For many Americans watching the country erupt in protests, the looting is the rub. Over the past week, thousands of people have taken to the streets in cities across the United States to denounce institutional racism and police violence after a Minneapolis man named George Floyd died when a police officer knelt on his neck for nearly nine minutes. But the breaking of windows, burning of property, and stealing of goods that have accompanied peaceful demonstrations make some people hesitant to throw their full support behind the protesters.
Police leaders generally agree that only a small percentage of the protesters are looting, but the practice is still undeniably widespread. Sunday night, a group of people cleaned out stores across Lower Manhattan, stuffing shoes and electronics into garbage bags. Earlier, looters destroyed a Minneapolis Target and swept designer jeans out of boutiques in Los Angeles.

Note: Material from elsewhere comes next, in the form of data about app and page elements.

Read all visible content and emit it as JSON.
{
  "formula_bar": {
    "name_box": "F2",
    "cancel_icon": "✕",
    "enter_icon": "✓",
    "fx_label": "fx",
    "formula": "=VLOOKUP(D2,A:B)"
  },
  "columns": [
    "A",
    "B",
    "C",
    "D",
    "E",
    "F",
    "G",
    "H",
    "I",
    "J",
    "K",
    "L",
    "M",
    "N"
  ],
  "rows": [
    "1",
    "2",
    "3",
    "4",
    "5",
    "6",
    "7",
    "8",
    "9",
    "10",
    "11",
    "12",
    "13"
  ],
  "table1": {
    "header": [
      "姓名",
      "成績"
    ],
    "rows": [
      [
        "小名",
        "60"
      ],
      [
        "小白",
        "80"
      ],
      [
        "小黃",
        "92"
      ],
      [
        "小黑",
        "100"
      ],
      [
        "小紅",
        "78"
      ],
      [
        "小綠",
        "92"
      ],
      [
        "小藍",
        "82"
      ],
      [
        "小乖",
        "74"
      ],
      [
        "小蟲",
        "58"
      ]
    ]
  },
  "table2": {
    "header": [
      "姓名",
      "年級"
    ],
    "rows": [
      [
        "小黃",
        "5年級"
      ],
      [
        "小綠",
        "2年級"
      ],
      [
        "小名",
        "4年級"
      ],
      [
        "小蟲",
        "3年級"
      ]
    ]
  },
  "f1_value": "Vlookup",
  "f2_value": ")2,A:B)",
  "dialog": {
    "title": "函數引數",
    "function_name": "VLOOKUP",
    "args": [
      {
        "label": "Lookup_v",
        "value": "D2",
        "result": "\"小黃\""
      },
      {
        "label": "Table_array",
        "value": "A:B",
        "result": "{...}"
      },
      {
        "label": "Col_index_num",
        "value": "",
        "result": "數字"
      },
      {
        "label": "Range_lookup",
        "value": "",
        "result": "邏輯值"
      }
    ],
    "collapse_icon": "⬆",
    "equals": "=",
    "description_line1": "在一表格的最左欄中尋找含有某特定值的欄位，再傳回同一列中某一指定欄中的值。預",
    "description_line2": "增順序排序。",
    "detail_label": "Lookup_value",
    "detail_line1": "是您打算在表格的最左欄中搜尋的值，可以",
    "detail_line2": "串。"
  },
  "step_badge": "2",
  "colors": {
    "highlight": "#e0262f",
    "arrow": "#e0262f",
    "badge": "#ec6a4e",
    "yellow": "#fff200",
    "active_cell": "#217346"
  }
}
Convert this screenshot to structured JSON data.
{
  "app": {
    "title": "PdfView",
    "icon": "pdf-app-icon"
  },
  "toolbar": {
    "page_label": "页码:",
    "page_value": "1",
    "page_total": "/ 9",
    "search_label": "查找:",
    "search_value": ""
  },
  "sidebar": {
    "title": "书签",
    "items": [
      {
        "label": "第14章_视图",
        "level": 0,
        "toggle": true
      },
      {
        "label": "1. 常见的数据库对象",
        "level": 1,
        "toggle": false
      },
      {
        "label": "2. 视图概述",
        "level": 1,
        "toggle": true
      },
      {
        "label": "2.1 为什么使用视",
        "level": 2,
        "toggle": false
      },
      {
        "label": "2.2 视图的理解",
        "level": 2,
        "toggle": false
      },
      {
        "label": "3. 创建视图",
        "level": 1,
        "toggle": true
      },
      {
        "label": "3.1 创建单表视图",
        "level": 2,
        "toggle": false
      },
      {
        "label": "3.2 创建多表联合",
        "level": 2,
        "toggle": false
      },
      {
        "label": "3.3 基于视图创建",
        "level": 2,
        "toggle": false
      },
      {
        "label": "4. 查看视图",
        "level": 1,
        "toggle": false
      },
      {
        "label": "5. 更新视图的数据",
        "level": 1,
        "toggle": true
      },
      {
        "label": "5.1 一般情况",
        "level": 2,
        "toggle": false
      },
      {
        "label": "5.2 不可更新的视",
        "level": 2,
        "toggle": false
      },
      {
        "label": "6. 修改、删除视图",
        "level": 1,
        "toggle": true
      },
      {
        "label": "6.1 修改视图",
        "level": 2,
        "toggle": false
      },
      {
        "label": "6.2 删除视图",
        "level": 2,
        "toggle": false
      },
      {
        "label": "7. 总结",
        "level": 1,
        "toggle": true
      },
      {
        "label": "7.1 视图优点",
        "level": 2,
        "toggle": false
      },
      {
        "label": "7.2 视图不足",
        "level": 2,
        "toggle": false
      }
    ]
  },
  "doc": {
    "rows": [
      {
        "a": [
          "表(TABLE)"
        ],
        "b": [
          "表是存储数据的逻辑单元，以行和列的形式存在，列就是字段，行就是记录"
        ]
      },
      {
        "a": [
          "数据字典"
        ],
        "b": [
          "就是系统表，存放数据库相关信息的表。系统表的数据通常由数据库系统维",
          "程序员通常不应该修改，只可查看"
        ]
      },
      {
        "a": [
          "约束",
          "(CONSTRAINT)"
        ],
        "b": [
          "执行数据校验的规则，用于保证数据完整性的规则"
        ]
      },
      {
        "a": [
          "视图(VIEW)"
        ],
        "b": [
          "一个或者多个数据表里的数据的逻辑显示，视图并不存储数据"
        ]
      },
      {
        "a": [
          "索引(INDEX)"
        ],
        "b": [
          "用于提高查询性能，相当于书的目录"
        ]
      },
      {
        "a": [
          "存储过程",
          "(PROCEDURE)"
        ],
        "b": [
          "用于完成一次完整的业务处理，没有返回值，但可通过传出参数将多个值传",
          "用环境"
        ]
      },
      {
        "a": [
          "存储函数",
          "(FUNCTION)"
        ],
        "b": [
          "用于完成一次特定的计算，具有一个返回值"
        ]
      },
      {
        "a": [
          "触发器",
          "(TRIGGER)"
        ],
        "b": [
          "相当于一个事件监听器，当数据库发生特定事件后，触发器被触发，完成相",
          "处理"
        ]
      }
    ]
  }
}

Any time large groups of angry people gather spontaneously, property damage is common. Most race scholars argue that unprovoked police violence against both black people and peaceful protesters is the larger societal problem, and no amount of stolen merchandise will ever equal the loss of even a single human life. Still, “the looting that takes place in these situations is usually interpreted as evidence of human depravity,” the sociologists Russell Dynes and E. L. Quarantelli wrote in their seminal study on looting in 1968, another year in which protests resulted in widespread property damage and death. The sentiment in some corners seems to be, If only they would just march peacefully, and not loot, we’d be fine with this.